We can’t hold it against you if you slept through the most recent partial lunar eclipse.
In New York City, a full, brilliant moon rose over the city around 4:35 p.m. Eastern time on Thursday, bringing generally clear skies and a comfortable night’s sleep with it. The eclipse reached its peak around 4:03 a.m. local time, although a storm and freezing weather may have deterred many people from getting up to see it at that time.
Many photographers, on the other hand, stayed up late in other areas of the globe where the sky remained clear to capture the vista. With the moon tinted rusty red, their photographs captured the eclipse in all its full — or at least partial — beauty, as seen from Earth.
An eclipse of the moon happens when the Earth passes between the moon and the sun, causing the moon to seem dark. Because our planet’s atmosphere works as a filter for sunlight, the shadow that our planet throws on the moon seems to be similar to the light seen at sunset on the Earth.
Unlike other eclipses in recent history, this one was very long, lasting more than six hours from beginning to end. Other recent lunar eclipses have occurred more swiftly than usual due to the moon’s proximity to Earth in its orbit at the time. However, since the moon’s orbit is elliptical and it is presently nearing its maximum distance from us, it took longer for it to pass through the shadow cast by the Earth. The last time a partial eclipse of this length happened was in the fourteenth century.
Another eclipse of this magnitude will not occur for many years, but there will be others to enjoy in the meantime. On May 15, a complete lunar eclipse will occur, which will be visible to spectators on the East Coast.

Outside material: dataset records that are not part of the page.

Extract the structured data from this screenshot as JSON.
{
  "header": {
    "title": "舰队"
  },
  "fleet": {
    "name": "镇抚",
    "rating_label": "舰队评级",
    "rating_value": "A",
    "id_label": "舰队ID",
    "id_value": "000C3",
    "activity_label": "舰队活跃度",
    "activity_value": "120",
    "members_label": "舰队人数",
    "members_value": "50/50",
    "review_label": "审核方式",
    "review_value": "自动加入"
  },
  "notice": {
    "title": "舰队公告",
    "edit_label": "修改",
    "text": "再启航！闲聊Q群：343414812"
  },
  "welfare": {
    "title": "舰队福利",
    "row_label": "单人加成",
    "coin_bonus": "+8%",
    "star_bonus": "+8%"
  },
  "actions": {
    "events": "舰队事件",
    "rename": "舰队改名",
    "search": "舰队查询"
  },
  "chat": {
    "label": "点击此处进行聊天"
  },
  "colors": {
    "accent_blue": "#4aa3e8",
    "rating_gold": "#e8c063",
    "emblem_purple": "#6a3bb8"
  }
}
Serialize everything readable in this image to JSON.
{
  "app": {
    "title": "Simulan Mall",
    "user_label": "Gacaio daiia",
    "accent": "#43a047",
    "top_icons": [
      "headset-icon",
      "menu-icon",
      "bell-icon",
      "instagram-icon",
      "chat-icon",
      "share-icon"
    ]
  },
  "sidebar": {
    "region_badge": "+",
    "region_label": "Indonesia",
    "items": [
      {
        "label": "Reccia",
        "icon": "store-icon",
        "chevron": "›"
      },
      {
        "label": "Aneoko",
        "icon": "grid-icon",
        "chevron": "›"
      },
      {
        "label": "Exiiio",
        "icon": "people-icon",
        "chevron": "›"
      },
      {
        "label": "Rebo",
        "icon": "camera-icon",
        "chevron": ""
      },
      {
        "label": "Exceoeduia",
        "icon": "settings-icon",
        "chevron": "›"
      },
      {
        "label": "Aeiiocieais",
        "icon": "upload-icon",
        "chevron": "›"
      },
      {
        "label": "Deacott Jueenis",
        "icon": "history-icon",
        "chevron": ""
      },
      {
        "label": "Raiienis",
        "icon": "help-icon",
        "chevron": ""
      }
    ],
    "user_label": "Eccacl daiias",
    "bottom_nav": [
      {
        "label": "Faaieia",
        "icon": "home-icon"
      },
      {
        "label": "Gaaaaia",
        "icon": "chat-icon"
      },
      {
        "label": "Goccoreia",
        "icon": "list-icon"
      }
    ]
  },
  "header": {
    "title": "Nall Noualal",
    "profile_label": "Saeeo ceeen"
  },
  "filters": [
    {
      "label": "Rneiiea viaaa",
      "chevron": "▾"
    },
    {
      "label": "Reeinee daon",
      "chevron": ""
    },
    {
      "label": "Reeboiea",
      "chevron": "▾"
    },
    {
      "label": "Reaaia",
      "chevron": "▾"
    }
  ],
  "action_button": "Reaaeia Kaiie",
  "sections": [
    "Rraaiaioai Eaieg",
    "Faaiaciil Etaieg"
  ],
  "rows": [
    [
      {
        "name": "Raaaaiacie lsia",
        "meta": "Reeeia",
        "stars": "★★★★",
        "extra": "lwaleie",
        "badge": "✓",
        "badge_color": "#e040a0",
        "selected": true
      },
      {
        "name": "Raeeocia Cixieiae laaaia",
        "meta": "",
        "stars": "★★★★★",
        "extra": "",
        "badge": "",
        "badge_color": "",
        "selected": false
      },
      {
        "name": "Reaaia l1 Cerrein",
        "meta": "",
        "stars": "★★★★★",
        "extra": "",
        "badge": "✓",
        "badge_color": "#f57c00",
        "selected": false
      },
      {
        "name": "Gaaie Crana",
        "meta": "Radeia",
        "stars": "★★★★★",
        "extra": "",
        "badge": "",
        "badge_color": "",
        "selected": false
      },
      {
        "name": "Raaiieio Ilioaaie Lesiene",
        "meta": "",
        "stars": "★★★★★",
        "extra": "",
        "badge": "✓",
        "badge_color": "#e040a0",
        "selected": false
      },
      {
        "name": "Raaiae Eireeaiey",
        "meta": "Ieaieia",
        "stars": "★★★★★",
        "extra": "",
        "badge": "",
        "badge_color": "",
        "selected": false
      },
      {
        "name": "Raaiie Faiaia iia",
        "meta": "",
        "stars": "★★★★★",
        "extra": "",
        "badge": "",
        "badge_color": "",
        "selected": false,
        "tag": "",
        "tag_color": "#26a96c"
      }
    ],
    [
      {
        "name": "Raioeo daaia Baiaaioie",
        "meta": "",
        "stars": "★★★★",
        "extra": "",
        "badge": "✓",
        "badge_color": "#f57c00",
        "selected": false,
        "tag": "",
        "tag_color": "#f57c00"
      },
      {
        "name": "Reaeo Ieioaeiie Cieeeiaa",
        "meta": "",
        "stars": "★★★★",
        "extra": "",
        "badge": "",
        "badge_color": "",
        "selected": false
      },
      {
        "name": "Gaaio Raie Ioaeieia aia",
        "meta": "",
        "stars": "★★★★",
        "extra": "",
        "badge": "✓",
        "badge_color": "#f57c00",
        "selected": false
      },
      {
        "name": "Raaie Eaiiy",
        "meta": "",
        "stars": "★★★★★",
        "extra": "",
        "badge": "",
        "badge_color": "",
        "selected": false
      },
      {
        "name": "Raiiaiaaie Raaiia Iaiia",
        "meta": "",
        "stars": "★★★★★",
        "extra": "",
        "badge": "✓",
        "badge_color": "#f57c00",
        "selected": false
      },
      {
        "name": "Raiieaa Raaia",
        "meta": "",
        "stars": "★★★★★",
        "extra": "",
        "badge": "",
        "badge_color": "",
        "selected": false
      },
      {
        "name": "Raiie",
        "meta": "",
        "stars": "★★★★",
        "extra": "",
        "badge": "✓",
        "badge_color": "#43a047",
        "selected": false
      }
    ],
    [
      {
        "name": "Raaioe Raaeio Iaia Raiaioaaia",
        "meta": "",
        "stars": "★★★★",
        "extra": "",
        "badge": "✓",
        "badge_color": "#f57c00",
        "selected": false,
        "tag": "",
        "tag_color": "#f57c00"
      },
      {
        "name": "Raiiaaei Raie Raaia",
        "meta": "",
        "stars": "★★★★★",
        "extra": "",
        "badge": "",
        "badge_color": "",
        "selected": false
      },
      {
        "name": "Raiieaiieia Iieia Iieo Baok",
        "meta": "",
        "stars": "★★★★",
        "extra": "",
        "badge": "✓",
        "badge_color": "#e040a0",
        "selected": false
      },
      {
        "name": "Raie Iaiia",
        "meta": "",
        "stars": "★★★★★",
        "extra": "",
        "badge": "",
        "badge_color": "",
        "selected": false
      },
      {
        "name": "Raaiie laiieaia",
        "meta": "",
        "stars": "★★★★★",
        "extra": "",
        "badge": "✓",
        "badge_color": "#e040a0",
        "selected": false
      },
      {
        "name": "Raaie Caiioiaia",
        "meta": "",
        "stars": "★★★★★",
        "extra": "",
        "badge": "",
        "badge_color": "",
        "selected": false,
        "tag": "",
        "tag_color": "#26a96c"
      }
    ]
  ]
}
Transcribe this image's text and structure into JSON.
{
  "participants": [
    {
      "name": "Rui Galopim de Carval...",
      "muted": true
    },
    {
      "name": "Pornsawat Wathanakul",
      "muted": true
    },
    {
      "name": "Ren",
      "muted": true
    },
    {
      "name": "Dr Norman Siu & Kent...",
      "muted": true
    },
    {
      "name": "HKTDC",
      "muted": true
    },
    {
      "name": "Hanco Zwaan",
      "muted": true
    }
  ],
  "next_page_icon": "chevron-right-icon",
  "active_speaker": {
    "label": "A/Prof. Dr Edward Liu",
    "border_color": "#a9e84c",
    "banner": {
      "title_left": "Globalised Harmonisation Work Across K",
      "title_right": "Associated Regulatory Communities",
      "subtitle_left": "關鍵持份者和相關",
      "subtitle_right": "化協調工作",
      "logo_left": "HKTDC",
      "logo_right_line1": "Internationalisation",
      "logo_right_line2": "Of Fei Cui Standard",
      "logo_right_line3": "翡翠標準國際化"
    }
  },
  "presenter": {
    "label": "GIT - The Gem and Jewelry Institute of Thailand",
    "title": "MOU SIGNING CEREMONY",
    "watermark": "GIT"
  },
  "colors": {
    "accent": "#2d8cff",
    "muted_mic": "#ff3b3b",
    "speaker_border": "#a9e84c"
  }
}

Subscribe to The Times’ space and astronomy calendar to be reminded of this and other important events in space and astronomy. Take a look at some photographs from yesterday night’s meeting while you wait.